#### [YOUR TASK]
Would you print the listing that follows exactly, but without its pictures?
+ + + + + + +
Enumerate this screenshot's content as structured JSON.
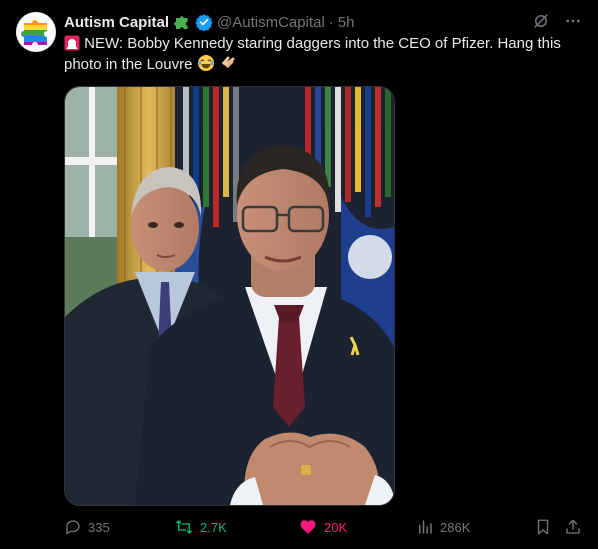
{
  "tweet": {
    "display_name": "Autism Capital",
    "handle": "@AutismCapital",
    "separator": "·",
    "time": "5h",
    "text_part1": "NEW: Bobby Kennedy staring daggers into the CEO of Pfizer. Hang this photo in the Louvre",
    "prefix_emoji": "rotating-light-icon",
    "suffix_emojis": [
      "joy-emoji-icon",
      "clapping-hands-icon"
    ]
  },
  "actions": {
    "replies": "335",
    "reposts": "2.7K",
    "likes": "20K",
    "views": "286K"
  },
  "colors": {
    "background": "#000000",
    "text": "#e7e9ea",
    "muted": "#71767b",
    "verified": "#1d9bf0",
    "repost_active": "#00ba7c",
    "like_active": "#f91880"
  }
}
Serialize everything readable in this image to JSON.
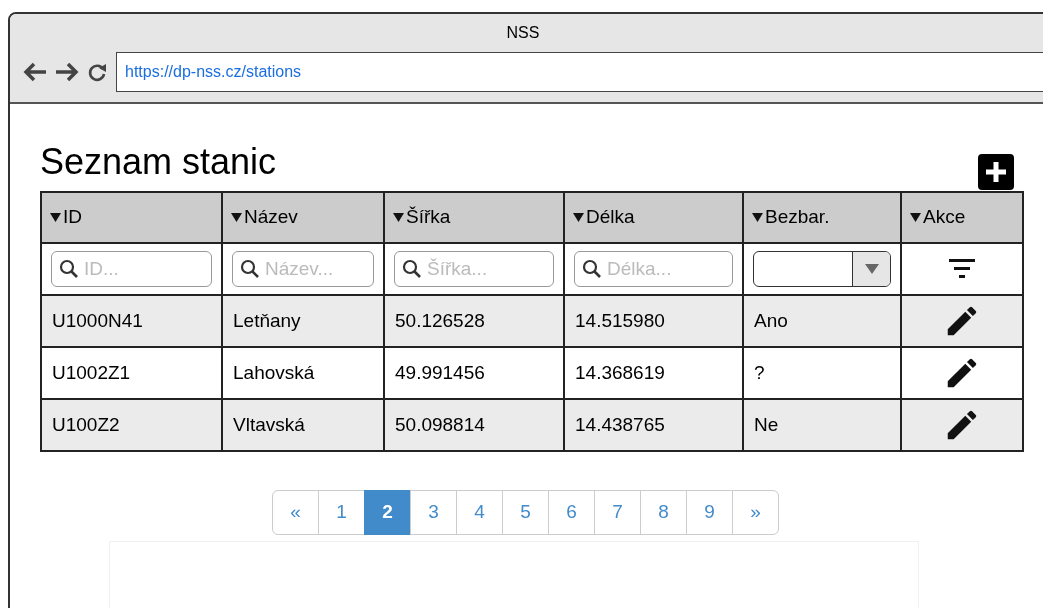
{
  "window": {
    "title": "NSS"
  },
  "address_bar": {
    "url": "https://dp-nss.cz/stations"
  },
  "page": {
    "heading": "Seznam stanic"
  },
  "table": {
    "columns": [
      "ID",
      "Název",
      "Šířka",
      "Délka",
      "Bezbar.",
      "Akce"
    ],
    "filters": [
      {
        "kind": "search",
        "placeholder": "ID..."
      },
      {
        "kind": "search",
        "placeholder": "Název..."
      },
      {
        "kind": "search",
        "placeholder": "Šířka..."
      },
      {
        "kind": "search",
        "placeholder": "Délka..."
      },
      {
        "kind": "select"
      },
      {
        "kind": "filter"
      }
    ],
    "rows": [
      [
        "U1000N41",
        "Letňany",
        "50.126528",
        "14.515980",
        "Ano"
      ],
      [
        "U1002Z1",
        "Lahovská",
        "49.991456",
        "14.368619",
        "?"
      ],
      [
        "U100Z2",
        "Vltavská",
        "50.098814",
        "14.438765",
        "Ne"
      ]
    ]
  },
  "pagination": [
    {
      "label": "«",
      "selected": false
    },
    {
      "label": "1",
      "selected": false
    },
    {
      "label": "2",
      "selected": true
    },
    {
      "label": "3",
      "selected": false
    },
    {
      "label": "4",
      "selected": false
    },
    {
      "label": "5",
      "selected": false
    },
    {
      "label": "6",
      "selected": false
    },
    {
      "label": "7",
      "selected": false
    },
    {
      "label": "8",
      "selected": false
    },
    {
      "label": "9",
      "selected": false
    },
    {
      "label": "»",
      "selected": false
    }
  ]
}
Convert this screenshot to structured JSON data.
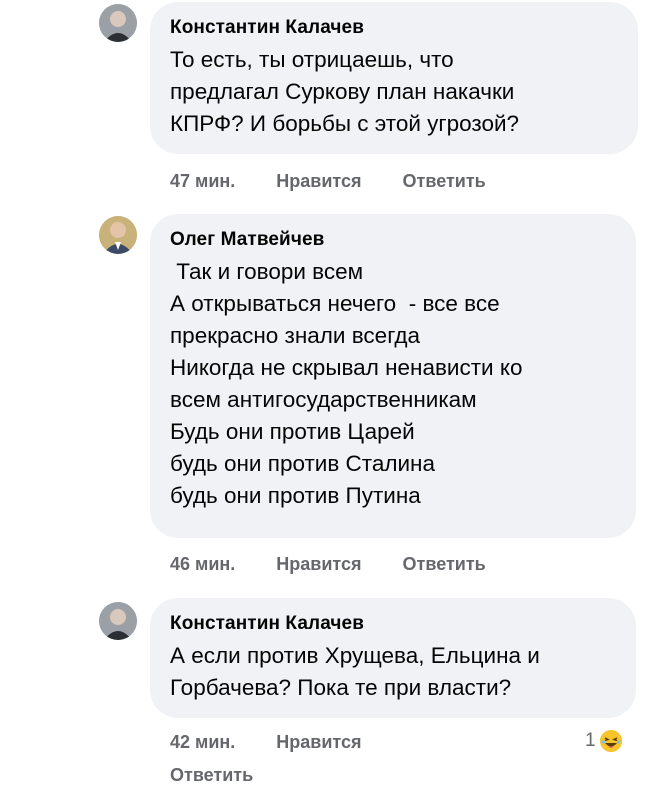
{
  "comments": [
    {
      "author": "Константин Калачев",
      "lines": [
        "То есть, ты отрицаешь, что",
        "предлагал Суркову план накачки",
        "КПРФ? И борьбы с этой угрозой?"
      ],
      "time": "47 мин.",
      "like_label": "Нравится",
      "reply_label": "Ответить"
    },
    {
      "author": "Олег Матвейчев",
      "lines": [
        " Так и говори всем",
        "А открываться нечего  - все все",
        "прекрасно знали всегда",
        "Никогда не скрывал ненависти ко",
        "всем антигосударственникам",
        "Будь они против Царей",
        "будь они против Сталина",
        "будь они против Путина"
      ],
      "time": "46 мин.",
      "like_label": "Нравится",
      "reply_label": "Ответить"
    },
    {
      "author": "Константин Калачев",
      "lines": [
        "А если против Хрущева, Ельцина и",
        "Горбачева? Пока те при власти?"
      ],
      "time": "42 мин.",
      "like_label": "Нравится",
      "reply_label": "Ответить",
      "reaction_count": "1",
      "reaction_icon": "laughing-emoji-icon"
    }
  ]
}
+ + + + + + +
#### [OUTPUT BELOW]
Enumerate this screenshot's content as structured JSON.
{
  "tweet": {
    "display_name": "Autism Capital",
    "handle": "@AutismCapital",
    "separator": "·",
    "time": "5h",
    "text_part1": "NEW: Bobby Kennedy staring daggers into the CEO of Pfizer. Hang this photo in the Louvre",
    "prefix_emoji": "rotating-light-icon",
    "suffix_emojis": [
      "joy-emoji-icon",
      "clapping-hands-icon"
    ]
  },
  "actions": {
    "replies": "335",
    "reposts": "2.7K",
    "likes": "20K",
    "views": "286K"
  },
  "colors": {
    "background": "#000000",
    "text": "#e7e9ea",
    "muted": "#71767b",
    "verified": "#1d9bf0",
    "repost_active": "#00ba7c",
    "like_active": "#f91880"
  }
}
Serialize everything readable in this image to JSON.
{
  "window": {
    "title": "NSS"
  },
  "address_bar": {
    "url": "https://dp-nss.cz/stations"
  },
  "page": {
    "heading": "Seznam stanic"
  },
  "table": {
    "columns": [
      "ID",
      "Název",
      "Šířka",
      "Délka",
      "Bezbar.",
      "Akce"
    ],
    "filters": [
      {
        "kind": "search",
        "placeholder": "ID..."
      },
      {
        "kind": "search",
        "placeholder": "Název..."
      },
      {
        "kind": "search",
        "placeholder": "Šířka..."
      },
      {
        "kind": "search",
        "placeholder": "Délka..."
      },
      {
        "kind": "select"
      },
      {
        "kind": "filter"
      }
    ],
    "rows": [
      [
        "U1000N41",
        "Letňany",
        "50.126528",
        "14.515980",
        "Ano"
      ],
      [
        "U1002Z1",
        "Lahovská",
        "49.991456",
        "14.368619",
        "?"
      ],
      [
        "U100Z2",
        "Vltavská",
        "50.098814",
        "14.438765",
        "Ne"
      ]
    ]
  },
  "pagination": [
    {
      "label": "«",
      "selected": false
    },
    {
      "label": "1",
      "selected": false
    },
    {
      "label": "2",
      "selected": true
    },
    {
      "label": "3",
      "selected": false
    },
    {
      "label": "4",
      "selected": false
    },
    {
      "label": "5",
      "selected": false
    },
    {
      "label": "6",
      "selected": false
    },
    {
      "label": "7",
      "selected": false
    },
    {
      "label": "8",
      "selected": false
    },
    {
      "label": "9",
      "selected": false
    },
    {
      "label": "»",
      "selected": false
    }
  ]
}
Convert this screenshot to structured JSON data.
{
  "comments": [
    {
      "author": "Константин Калачев",
      "lines": [
        "То есть, ты отрицаешь, что",
        "предлагал Суркову план накачки",
        "КПРФ? И борьбы с этой угрозой?"
      ],
      "time": "47 мин.",
      "like_label": "Нравится",
      "reply_label": "Ответить"
    },
    {
      "author": "Олег Матвейчев",
      "lines": [
        " Так и говори всем",
        "А открываться нечего  - все все",
        "прекрасно знали всегда",
        "Никогда не скрывал ненависти ко",
        "всем антигосударственникам",
        "Будь они против Царей",
        "будь они против Сталина",
        "будь они против Путина"
      ],
      "time": "46 мин.",
      "like_label": "Нравится",
      "reply_label": "Ответить"
    },
    {
      "author": "Константин Калачев",
      "lines": [
        "А если против Хрущева, Ельцина и",
        "Горбачева? Пока те при власти?"
      ],
      "time": "42 мин.",
      "like_label": "Нравится",
      "reply_label": "Ответить",
      "reaction_count": "1",
      "reaction_icon": "laughing-emoji-icon"
    }
  ]
}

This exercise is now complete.